Harris: How does leading the points and being in this good position now, how does it affect you and your guys over the next 8 or 9 races?
Knaus: I think it's pretty comforting, we're sitting in a pretty comfortable position right now. We got a small lead over 2nd place and we're solidly in the top 10, we'd have to have a lot of things go wrong for us to fall out of the top 10 and what it allows us to do is go to the race track probably a little bit more -- I'm not going to say carefree -- but what I'm actually intending on doing is these next 8 races before we get to Loudon again for the start of the final 10 races is we're going to need a test session. It's 'freebee' test time as far as I'm concerned. We're going to be able to try some different things, we're going to try some shock packages, some spring packages, some aero packages. We're going to work on a lot of different things to try to make sure that when we get to the final 10 races that we're prepared the way we need to be prepared to win the race and win the championship. That allows us to do is not have to test a lot. We don't need to do a lot of extra effort. There are a lot of guys out there right now that are 7-13th in points that are testing every single week, working their guys to death, trying to build all these brand new race cars and do all this kind of stuff and it allows us to be in a position to where we don't have to do that. We can actually use the races themselves as tests.
Harris: But, when you do what's your goal, would you do something really radical?

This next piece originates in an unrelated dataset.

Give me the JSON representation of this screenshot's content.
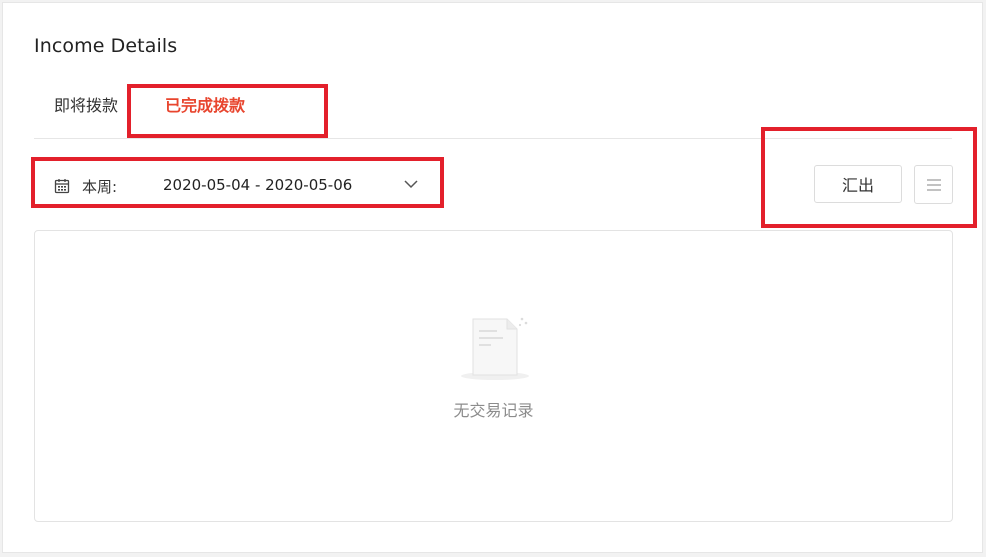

Knaus: Absolutely, we'll do whatever it takes, if it's something that we think id going to work and has potential to work we'll do it now. To where in another situation we wouldn't do it. We would test it and take it to the race track and test it and do computer simulation, do wind tunnel testing and test it again and before we even race it we would do that stuff. To where now if it's something we think is going to work and we get out there for Happy Hour and the car seems to be best, we'll just do it.
Operator: Our next question comes from Michael Vega from Boston Globe.
Vega: As a crew chief have you seen Jimmie develop into the type of driver where he gets it now as Jeff Gordon would?
Knaus: Yeah, absolutely, I mean Jimmie has always understood racing very well. What Jeff was really leading to was the draft. Jimmie's drafting capabilities, he's always been good at it, but now he's now he's starting to get the respect from the other guys. They help him; they allow him to help them. He understands the pushes, the pulls, what happens when you get up next to somebody, what happens when you get in the middle, he really understands it and everybody else around knows that he gets it now and it makes it a lot easier to race at the superspeedways when you know that you're going to get some help. It works out well.
Vega: Do you see him walking around with a load of confidence now because of it?
Knaus: Yes, absolutely, any time that you're successful in anything that you do you're going to be more and more confident when you roll in there. Confidence is a big thing in motorsports. Just like if a batter is on a hitting streak, he knows when he walks up to the plate he's going to connect and get a hit. That is a good thing when you're walking up there, if you're walking up there and you're in a slump or you're somebody who hasn't won in a bunch of races, you're like, man, I have no chance in heck of hitting this ball or winning this race. You're beaten before you even get there. So it's the good thing with what we've got going on, but Jimmie has been pretty fortunate that he's always had confidence in the equipment that he's been in. Now that he's really truly developed a confidence in his own ability has just coupled into a great thing.